Language is an important tool that we all take for granted. It is only when you are deprived of your ability to speak and still have to convey information, that the usually effortless task become a battle. Having recently experienced this to a lesser degree, it was eye-opening.
A workshop warm-up exercise designed precisely for the purpose of allowing us to experience the frustration and helplessness at the lack of someone understanding. We were assigned a seemingly simple task: in pairs, one person was turned from the screen and had a page to draw on, the other: acting as the eyes. The looker had to communicate an image from the screen to their partner non-verbally. Not a sound to be made by either person. The scene? A black and white, simple beach scene with multiple subjects to be drawn by our partners. Sounds easy? It wasn’t.
Some aspects – such as the birds – didn’t cause much trouble and holding up the correct number (three) was simple too. The sea caused a problem: one pair found that what she assumed to be sea waves that she was making with her fingers, her partner assumed was a piano. Confused is an understatement.
That was lesson number one – what we personally assume something to be is not what everyone else will perceive, no matter how apparent it seems to us. Unlike bees, sadly we do not have a hive mind.
The sea took some time, after that a swimmer (with some exaggerated facial moments and wild arm actions) was added along with three fish. The ice cream kiosk proved to be the next obstacle, licking evolved into a lollipop, ice cream, ice cream seller, ice cream eating, to ice cream truck but kiosk or stall, was just too hard to convey. Our partners similarly could not speak to guess or say anything, had to gesture back themselves or draw. Growing more and more frustrated trying to understand each other, our movements became frantic and as a result: the message gets obscured in our arduous struggle.
Guessing the boat was mere luck and the boathouse that was… agonizing. Irked, impatient and irritated we admitted defeat.
The sheer amount of time and effort it took to convey a beach scene was shocking. Language is so fundamentally crucial in all aspects of our lives, that when cut off from it, life becomes a struggle. According to the British Deaf Association, there is an estimated 9 million deaf or of hard hearing people in the UK alone. A huge figure of the population that finds everyday life hard to express, limited and constricted by the language barrier in place. Nonetheless, don’t presume life ends for them: they don’t sit at home isolated. Many live completely normal lives, working, raising families and enjoying themselves. However, a little help, a simple sign of ‘good morning’ could make their day and make them feel less isolated.
This exercise was the most effective method of showing us the importance of how words are formed from sounds, strung together and create sentences that can describe the simplest action to the most complex philological concept. It was our starting point in introducing Makaton: a language programme using symbols and signs designed for the support of communication.
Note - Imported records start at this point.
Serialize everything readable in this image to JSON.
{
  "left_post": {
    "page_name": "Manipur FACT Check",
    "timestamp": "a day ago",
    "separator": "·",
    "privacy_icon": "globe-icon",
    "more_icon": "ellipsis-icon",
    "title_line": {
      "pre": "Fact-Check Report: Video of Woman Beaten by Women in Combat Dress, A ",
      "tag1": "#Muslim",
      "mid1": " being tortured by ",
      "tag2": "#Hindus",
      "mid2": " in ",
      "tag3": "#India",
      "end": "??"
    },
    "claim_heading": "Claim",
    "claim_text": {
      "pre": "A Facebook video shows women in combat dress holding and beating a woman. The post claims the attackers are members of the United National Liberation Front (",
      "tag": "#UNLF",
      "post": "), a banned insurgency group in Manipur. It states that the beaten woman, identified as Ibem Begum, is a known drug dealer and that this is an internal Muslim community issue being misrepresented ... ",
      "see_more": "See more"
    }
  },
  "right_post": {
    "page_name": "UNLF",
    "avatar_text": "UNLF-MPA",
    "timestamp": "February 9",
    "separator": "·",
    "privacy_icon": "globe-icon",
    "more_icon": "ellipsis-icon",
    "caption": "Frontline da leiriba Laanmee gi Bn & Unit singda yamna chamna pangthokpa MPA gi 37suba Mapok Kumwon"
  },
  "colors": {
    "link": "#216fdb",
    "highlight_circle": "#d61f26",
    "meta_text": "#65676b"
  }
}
Unlike BSL (British Sign Language), it follows the natural speech pattern. ‘I went to work’, in BSL would start with ‘work’ and follow backward, while Makaton is designed to enhance the spoken word and therefore the sentence is portrayed in the same order, leaving filter words such as ‘to, or, and’ out.
More universal by using iconic symbols that are simplistic and easier to understand, Makaton is wonderful for helping young children with difficulties learn how to communicate. Containing different stages of vocabulary, it allows the language to grow with the user and provides a straightforward, effective training method.
Learning Makaton through a workshop is not only satisfying, when you manage to correctly communicate with someone else and get an answer in reply, it is fun to learn. Finding out that the sign for ‘brother’ is rubbing knuckles together, which is symbolic of fighting and, evidently as we all know, brothers often fight amongst each other. This caused laughter throughout the whole class and made the sign memorable. ‘Sister’ – that one was even better, making a hooked finger and tapping it twice on your nose because sisters are nosy. As a sister myself, I have to reluctantly agree.
Having had my first workshop, I would not only highly recommend, but also profoundly encourage people to attend and learn for themselves. It’s a wonderful, transferable skill in not only helping other Makaton users or children but in how to manage body language, facial expressions, and interactions with others. Practical and exciting: our three-hour introduction workshop flew in!
Break down language barriers by learning something new, whether that is Makaton, BSL, Spanish, French or Mandarin, challenge yourself and stick with it. The rewards are wonderful and worth your efforts.
Feature photo was taken from Lead with Languages website.